Constructive Knowledge In Slip And Fall Cases
In slip and fall accidents, words like notice or foreseeability are often thrown around. But what do those words mean in the context of premises liability—in other words, the standard slip and fall case?
Florida law makes it tougher to sue a business for a fall than you may think. Under Florida law, a business is only responsible for a foreign object, or a dangerous condition that causes a fall, that the business actually knew about or could have known about.
Of course, the first prong—actual knowledge—is obvious. A business that knows there is a spill or a substance or an object on a floor where customers or people walk, certainly has an obligation to clean or fix the area.
But usually, businesses don’t have actual knowledge. A large store doesn’t immediately know that there has been a spill in aisle 12 the minute it happens. Even if it did know, providing actual knowledge is difficult. What kind of employee will say that they knew there was spilled salt on aisle 12, but they did nothing about it?

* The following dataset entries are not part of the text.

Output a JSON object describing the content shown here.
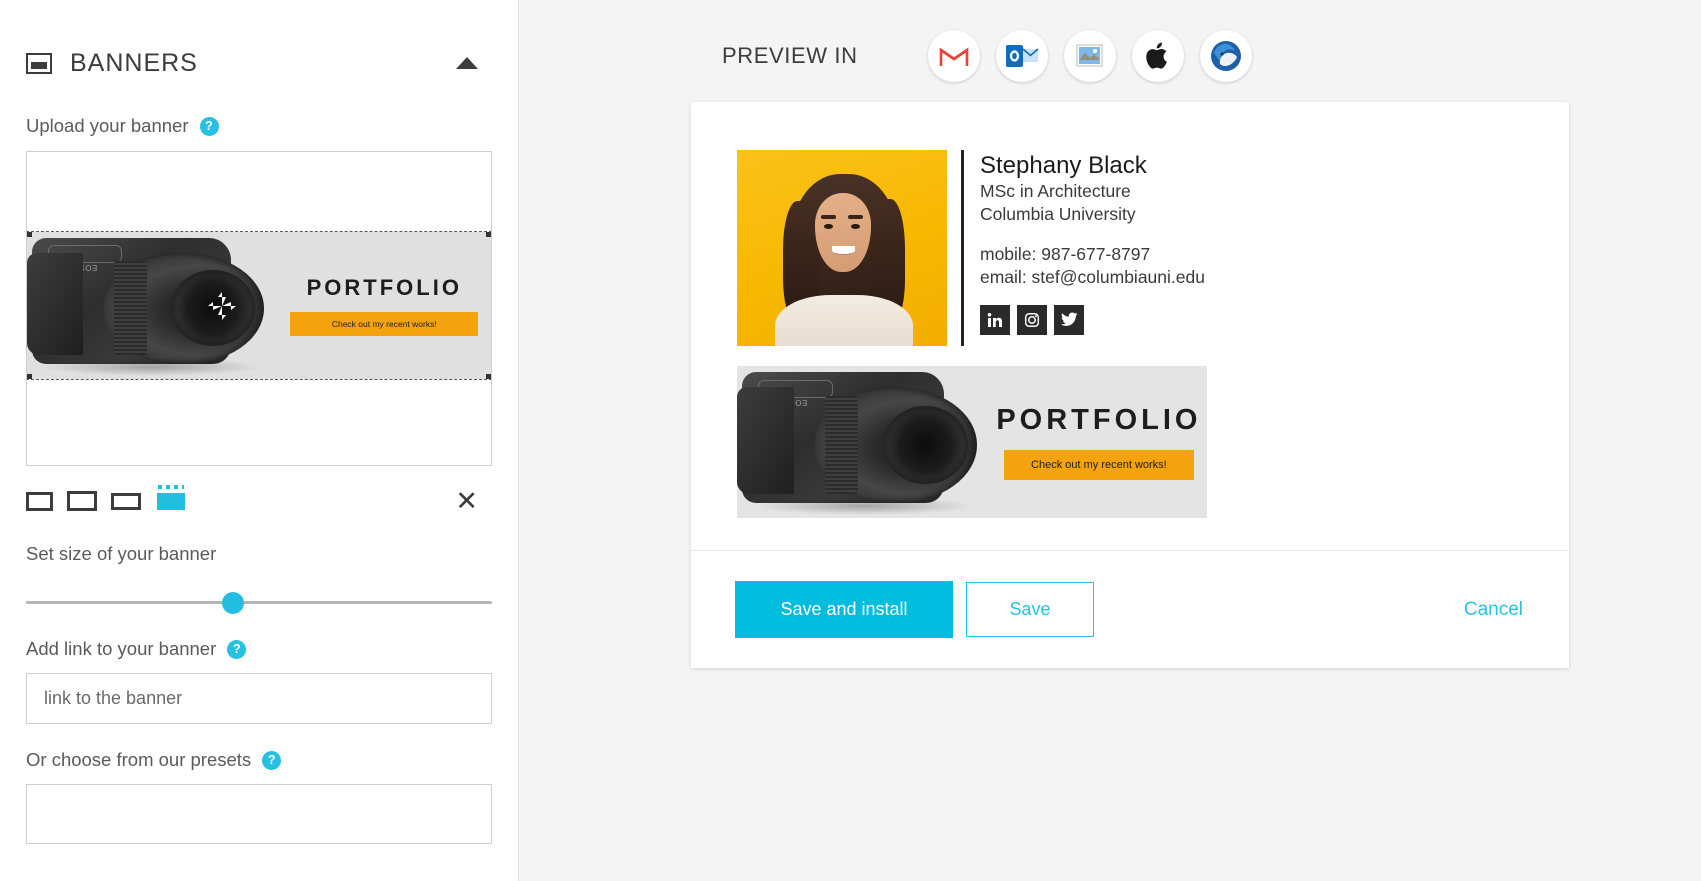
{
  "panel": {
    "title": "BANNERS",
    "icon": "banner-icon",
    "collapse_icon": "caret-up-icon",
    "upload_label": "Upload your banner",
    "size_label": "Set size of your banner",
    "link_label": "Add link to your banner",
    "link_placeholder": "link to the banner",
    "presets_label": "Or choose from our presets",
    "help_marker": "?",
    "remove_icon": "close-x-icon",
    "move_handle_icon": "move-handle-icon",
    "shape_tools": [
      {
        "name": "shape-rect-1",
        "active": false
      },
      {
        "name": "shape-rect-2",
        "active": false
      },
      {
        "name": "shape-rect-3",
        "active": false
      },
      {
        "name": "shape-rect-selected",
        "active": true
      }
    ],
    "slider": {
      "value_percent": 45
    }
  },
  "preview": {
    "label": "PREVIEW IN",
    "clients": [
      {
        "name": "gmail",
        "icon": "gmail-icon"
      },
      {
        "name": "outlook",
        "icon": "outlook-icon"
      },
      {
        "name": "apple-mail",
        "icon": "apple-mail-icon"
      },
      {
        "name": "apple",
        "icon": "apple-icon"
      },
      {
        "name": "thunderbird",
        "icon": "thunderbird-icon"
      }
    ]
  },
  "signature": {
    "photo_alt": "portrait-photo",
    "name": "Stephany Black",
    "title": "MSc in Architecture",
    "organization": "Columbia University",
    "phone": "mobile: 987-677-8797",
    "email": "email: stef@columbiauni.edu",
    "social": [
      {
        "name": "linkedin",
        "icon": "linkedin-icon"
      },
      {
        "name": "instagram",
        "icon": "instagram-icon"
      },
      {
        "name": "twitter",
        "icon": "twitter-icon"
      }
    ],
    "banner": {
      "headline": "PORTFOLIO",
      "cta_text": "Check out my recent works!",
      "cta_color": "#f5a30d"
    }
  },
  "actions": {
    "save_and_install": "Save and install",
    "save": "Save",
    "cancel": "Cancel"
  },
  "colors": {
    "accent": "#00bcdd",
    "accent_light": "#25c3e0",
    "help": "#27c0e3",
    "orange": "#f5a30d",
    "photo_bg": "#f7b800",
    "text_dark": "#3c3c3c"
  }
}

That’s why constructive knowledge is so important. Constructive knowledge says that even if the store or business didn’t know about a dangerous condition, that condition existed long enough, or was obvious enough, that the business owner should have known of it if the business had exercised due diligence. The law makes an assumption that the business knew of the dangerous condition.

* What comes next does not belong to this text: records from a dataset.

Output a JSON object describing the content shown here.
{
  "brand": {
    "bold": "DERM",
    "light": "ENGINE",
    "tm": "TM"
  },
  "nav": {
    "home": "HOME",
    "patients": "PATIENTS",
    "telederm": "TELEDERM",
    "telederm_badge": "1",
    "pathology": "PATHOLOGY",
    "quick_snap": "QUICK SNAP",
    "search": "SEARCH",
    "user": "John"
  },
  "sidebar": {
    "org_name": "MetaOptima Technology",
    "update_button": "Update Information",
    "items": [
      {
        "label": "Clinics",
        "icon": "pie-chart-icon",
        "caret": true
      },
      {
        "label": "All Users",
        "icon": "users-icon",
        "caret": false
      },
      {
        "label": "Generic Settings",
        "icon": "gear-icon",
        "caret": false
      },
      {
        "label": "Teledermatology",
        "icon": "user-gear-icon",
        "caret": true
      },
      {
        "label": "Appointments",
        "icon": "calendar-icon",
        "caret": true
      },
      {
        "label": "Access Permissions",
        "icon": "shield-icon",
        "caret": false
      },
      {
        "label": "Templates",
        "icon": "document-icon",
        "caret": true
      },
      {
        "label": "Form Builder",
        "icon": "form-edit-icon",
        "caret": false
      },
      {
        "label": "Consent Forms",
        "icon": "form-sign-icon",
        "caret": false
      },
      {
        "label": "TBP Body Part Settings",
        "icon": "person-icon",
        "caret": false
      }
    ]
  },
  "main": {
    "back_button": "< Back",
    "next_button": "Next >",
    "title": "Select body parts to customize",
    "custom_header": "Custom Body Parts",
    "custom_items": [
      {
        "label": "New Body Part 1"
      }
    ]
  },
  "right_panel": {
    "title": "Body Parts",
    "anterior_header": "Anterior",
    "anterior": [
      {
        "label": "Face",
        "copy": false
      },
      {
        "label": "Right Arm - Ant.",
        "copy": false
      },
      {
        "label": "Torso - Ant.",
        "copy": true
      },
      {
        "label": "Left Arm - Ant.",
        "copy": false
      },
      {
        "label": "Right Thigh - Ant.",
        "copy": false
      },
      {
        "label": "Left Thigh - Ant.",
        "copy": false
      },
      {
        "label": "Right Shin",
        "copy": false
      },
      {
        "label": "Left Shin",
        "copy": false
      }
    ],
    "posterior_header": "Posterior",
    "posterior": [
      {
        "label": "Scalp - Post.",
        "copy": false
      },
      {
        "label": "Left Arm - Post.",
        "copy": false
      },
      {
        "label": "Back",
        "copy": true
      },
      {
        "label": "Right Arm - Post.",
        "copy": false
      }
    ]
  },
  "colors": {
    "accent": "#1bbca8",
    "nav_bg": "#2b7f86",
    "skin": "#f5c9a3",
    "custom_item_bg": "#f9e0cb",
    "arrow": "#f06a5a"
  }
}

Let’s assume that salt did spill on aisle 12. If you fall on that salt 30 seconds after it fell or spilled, it may be hard to pin liability on the business. Most businesses don’t have to check every shopping aisle for problems every 30 seconds.
But let’s say that you fall on that salt an hour after it originally was spilled on the floor. Now, it can be assumed the store had constructive knowledge of the problem, as any reasonable property owner would know to inspect its store every hour for problems, spills, or foreign objects.
How Long Was the Object There?
How do we know how long something was on the floor before an accident happens? Usually through circumstantial evidence. Salt that is spread out, with footprint marks in it, was probably there for a longer period of time. Liquid that is muddy and spread out over a surface was probably there for a longer period of time.
Did employees walk by the condition but ignore it? Logs that stores keep of where employees are in the store, and what they were doing can help. If an employee stocked Isle 12 repeatedly, it is likely that employee saw the spill, but did nothing about it, creating constructive knowledge, and thus liability for the store.
Our Tampa personal injury attorneys can help if you were injured in a fall, or any other kind of accident. Schedule a consultation today.